...

 

Understanding Investment Risk Featured

10 Jan, 2023
  • Written By: Mimi Anane-Appiah

 

Assuming Mr. Osei takes a loan from Mr. Azumah at 20% per annum for the next 5 years to expand his business. By giving the loan, Mr Azumah is investing in Mr. Osei’s business with the hope that he will receive interest and his principal as promised. The possibility that Mr. Azumah’s investment will not meet that expectation is termed risk. In our everyday activities we are exposed to all sort of risks and the same applies to investments. Every investment has some level of risk. Unfortunately, we tend to focus more on the potential without understanding the potential loss that could occur.  It is important to consider all risks you may be exposed to when investing.

There are two main types of risks associated with investment: systematic and unsystematic risk. Systematic risk is the risk that impacts the market as a whole e.g. inflation, changes in interest rates, cedi depreciation etc. This kind of risk is normally difficult to avoid and diversify. Unsystematic risk is the risk specific to a particular company or asset. In 2022, we witnessed a clear example of systematic risk fueled by the geopolitical tensions caused by Russian-Ukraine war and aftermath of COVID 19. Beyond these broad categories there are some other risks that may affect your investments.

Credit Risk

Credit risk is the risk that a borrower will be unable to make the principal and interest payment on its debt obligations. Holders of bonds are exposed to credit risk due to the contractual arrangement. Normally government bonds have the least amount of default risk and hence should normally have the lowest returns. Corporate bonds tend to be more risky but also have higher return expectations. Currently, Ghana’s government bonds are exposed to credit risk due to government’s inability to fund its obligation hence the introduction of the Debt Exchange Program which is short of investor’s return expectations.
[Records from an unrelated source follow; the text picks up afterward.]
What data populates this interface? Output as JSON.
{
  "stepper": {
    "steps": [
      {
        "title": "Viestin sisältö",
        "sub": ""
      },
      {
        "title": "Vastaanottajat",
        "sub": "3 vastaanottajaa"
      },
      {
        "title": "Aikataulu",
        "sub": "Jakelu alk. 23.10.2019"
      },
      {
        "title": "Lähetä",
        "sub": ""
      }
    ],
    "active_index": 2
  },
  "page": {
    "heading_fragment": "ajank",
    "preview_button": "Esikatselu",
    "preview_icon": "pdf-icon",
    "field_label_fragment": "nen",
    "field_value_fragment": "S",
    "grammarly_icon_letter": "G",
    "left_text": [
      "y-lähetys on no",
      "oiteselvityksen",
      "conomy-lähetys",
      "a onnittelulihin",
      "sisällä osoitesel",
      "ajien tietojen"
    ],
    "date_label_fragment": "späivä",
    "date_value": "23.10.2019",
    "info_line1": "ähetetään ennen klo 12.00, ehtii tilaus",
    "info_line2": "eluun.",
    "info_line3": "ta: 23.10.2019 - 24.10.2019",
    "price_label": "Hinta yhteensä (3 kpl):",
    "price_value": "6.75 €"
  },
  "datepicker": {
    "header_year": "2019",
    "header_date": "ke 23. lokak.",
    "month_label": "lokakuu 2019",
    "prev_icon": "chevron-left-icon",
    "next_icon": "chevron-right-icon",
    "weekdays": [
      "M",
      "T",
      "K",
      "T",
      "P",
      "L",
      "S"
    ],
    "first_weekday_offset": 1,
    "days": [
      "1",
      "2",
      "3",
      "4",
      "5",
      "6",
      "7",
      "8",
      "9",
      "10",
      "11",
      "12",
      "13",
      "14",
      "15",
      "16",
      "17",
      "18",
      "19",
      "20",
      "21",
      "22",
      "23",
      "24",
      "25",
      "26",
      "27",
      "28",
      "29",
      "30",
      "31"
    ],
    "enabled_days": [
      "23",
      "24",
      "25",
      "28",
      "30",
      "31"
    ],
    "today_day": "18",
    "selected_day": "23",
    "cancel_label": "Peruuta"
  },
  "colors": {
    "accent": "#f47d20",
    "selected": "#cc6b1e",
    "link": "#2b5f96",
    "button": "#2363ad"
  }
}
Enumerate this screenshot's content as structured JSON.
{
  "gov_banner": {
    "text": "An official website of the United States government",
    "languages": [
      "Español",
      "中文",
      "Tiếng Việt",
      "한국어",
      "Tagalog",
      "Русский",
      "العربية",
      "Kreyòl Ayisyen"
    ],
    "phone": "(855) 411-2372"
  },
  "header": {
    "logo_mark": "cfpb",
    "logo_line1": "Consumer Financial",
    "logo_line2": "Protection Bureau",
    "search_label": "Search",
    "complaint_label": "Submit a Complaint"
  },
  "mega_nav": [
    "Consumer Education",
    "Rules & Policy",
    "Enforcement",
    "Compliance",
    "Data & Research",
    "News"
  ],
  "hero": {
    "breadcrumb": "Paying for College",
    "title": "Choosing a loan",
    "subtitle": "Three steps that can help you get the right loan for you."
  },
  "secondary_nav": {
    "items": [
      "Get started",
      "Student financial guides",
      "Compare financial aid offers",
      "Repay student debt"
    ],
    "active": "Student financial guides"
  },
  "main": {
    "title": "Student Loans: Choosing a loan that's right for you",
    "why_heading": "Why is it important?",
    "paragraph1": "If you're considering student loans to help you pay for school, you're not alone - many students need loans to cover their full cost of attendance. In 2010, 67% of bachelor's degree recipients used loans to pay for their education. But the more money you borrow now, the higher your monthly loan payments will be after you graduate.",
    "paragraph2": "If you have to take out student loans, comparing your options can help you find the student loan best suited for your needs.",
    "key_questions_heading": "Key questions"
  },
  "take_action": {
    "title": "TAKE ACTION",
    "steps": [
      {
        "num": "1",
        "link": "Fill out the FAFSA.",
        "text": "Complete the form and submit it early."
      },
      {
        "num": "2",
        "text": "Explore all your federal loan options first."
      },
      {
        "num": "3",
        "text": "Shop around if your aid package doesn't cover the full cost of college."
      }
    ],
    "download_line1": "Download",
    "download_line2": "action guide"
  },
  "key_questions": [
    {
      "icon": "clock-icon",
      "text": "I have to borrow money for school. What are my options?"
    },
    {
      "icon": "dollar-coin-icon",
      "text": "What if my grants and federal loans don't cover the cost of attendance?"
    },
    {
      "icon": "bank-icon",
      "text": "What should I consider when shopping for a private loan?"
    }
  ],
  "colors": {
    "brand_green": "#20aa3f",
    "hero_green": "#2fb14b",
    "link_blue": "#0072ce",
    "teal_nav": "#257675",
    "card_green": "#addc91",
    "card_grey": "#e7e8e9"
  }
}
Country Risk

Country risk refers to the risk that a country won't be able to meet its financial obligations. This may adversely affect the performance of the country’s financial securities such as stocks, bonds, mutual funds etc.

Foreign-Exchange Risk

Investing in foreign denominated assets or in a foreign country exposes your investment to foreign exchange risk. The investor needs to consider the effect of changes in currency exchange rates on the value of their investment. If you live in the Ghana and invest the US stock market or buy Eurobond or an asset priced in dollars even if the value appreciates, you may lose money if the US dollar depreciates against the Cedi.

Interest Rate Risk

Interest rate risk is the risk that an investment's value will change due to a changes in interest rates. When interest rates rise, the value of pre-existing bonds and other fixed income securities in the secondary market fall due to more attractive rates for new bonds thus increasing the opportunity cost of holding those. The opposite is true when interest rates fall.  Bonds with longer maturities are more exposed to interest rate risk.

Liquidity Risk

Liquidity risk is measures how easy it is for an investor to trade in their investment into cash. The more difficult it is, the more illiquid the investment is. For example, real estate is normally more illiquid than treasury bills. Investors will normally expect higher returns for more illiquid securities. Investors are normally advised to have some liquid assets as part of their portfolio so that they are not forced to sell illiquid assets at a loss. 

Inflation risk

 

Inflation is the general increase in the prices of goods and services or the fall in the purchasing power. Inflation risk is the probability that inflation will reduce the performance of your investment. One of the reasons for investing is to protect the purchasing value of your funds. When inflation high, it reduces or completely wipes of the real returns making investing less desirable.

As mentioned earlier, every investment has some level of risk associated with it. Normally investments with low risk have low potential returns and vice versa. In making investment decisions, investors must determine how much risk they want to take for a desired return. Factors like age, income levels, investment goals, liquidity needs, time horizon, and personality need to be taken into consideration. It is important to diversify your portfolio by investing in different asset classes to minimize risk.

---

Axis Pension Trust partners workers throughout their retirement planning journey to ensure they are on track to achieve a dignified retirement. For more information on our services or general enquiries, send an email to This email address is being protected from spambots. You need JavaScript enabled to view it. or call 030 273 8555

 

 

Read 510 times

Related items

Leave a comment

Make sure you enter all the required information, indicated by an asterisk (*). HTML code is not allowed.